Evaluation of geophysical techniques for the detection of paleochannels in the Oakland area of eastern Nebraska as part of the Eastern Nebraska Water Resource Assessment
Scientific Investigations Report 2011-5228
Prepared in cooperation with the Eastern Nebraska Water Resource Assessment
- Jared D. Abraham, Paul A. Bedrosian, Theodore H. Asch, Lyndsay B. Ball, James C. Cannia, Jeffery D. Phillips, Susan Lackey
Over the winter and spring of 2009, the U.S. Geological Survey conducted a general assessment of the capabilities of several geophysical tools to delineate buried paleochannel aquifers in the glacial terrain of eastern Nebraska. Mapping these paleochannels is an important objective for the Eastern Nebraska Water Resources Assessment group. Previous attempts at mapping these channels included a helicopter electromagnetic survey flown over an area near the town of Oakland, Nebraska, in March 2007. This survey had limited success in imaging the paleochannels due to the restricted depth of investigation of the system in the clay-rich till overburden. The purpose of this study was to investigate whether other airborne electromagnetic or surface geophysical techniques, including audio-magnetotelluric, time-domain electromagnetic, gravity, and magnetic methods, could be used to image the paleochannels in the clay-rich tills of eastern Nebraska. This report releases the results of testing the ability of selected geophysical techniques to map aquifers in glacial deposits near the town of Oakland, Nebraska.
Surface audio-magnetotelluric and time-domain electromagnetic methods achieved sufficient depth of penetration and indicated that the paleochannel was much more complex than the original geological model. Simulated and observed gravity anomalies indicate that imaging sand and gravel aquifers near Oakland, Nebraska, would be difficult due to the complex basement density contrasts. Interpretation of the magnetic data indicates no magnetic sources from geologic units above the bedrock surface. Based upon the analysis and interpretation of the four methods evaluated, we suggest a large-scale survey using a high-powered time-domain airborne system. This is the most efficient and cost-effective path forward for the Eastern Nebraska Water Assessment group to map paleochannels that lie beneath thick clay-rich glacial tills.
Additional Publication Details
- Publication type:
- Publication Subtype:
- USGS Numbered Series
- Evaluation of geophysical techniques for the detection of paleochannels in the Oakland area of eastern Nebraska as part of the Eastern Nebraska Water Resource Assessment
- Series title:
- Scientific Investigations Report
- Series number:
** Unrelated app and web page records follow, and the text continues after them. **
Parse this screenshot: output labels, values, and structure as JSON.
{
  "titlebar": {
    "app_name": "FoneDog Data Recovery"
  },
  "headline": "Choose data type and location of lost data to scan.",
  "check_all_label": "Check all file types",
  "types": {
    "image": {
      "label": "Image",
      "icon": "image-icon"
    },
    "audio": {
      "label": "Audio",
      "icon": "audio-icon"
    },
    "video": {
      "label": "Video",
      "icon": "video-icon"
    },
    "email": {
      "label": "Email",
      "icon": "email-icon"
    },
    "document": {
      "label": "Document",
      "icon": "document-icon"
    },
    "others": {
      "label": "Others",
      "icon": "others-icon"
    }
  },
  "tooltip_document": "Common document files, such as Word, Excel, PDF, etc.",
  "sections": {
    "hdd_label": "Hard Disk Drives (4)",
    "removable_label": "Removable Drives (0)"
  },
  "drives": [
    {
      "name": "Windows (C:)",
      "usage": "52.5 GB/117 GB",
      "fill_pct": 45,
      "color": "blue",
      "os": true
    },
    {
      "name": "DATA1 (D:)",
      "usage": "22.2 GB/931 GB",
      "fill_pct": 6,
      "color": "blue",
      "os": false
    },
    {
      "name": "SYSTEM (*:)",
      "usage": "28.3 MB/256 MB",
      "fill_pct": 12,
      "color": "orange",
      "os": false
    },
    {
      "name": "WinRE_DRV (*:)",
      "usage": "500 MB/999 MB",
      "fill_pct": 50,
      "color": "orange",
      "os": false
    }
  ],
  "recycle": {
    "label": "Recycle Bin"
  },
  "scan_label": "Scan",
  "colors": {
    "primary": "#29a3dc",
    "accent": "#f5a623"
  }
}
- Year Published:
- U.S. Geological Survey
- Publisher location:
- Reston, VA
- Contributing office(s):
- Crustal Geophysics and Geochemistry Science Center
- viii, 40 p.
- Time Range Start:
- Time Range End:
- United States